He was joined at the event sponsored by the North Dakota Brain Injury Network by other brain injured people and their families, said physician assistant Jenny Marsden, who works in the Sanford Health Rehabilitation Hospital on South University Drive.
Marsden said it was an opportunity to bring brain injury awareness to the forefront.
"I don't think people know a lot about it unless it's a family member or yourself," she said.
Brain injuries can be caused by a number of things including strokes, falls, physical assaults, infections, seizures, accidents and, said Marsden, even respiratory illnesses that cause a lack of oxygen to the brain.
She wished patients would paint the masks to show how they feel before they begin their treatment. "Many can't verbalize their pain or how they feel," she said.
The Sanford facility, the only one in North Dakota certified by the Commission on Accreditation of Rehabilitation Facilities, treats patients 14 and older. To have a facility here is helpful to many families as some more well-known facilities are as far away as Denver, Omaha, Neb., and the Twin Cities.
Marsden said they can only have about 14 to 16 patients at the facility and that there is a constant demand for services, which are provided by a staff of three doctors, another physician assistant and nurses who work with physical, occupational and speech therapists as well as psychologists.
The mask project is part of a national program.
Carly Endres of the University of North Dakota Center for Rural Health said the masks would be on display at numerous events, including a possible gallery showing this fall. With a first name and last name initial attached as well as an explanation of how the colors and designs describe how the brain injured person feels, masks already have been shown at the state Capitol and at the UND Medical School.

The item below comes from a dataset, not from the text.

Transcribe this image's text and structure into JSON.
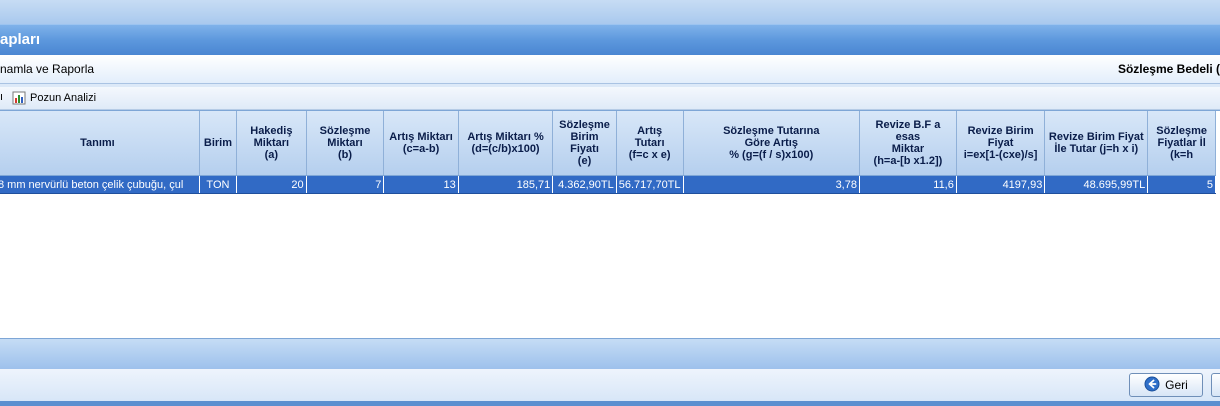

In the end, Endres said they hope to show that brain injured persons are still "like everyone else."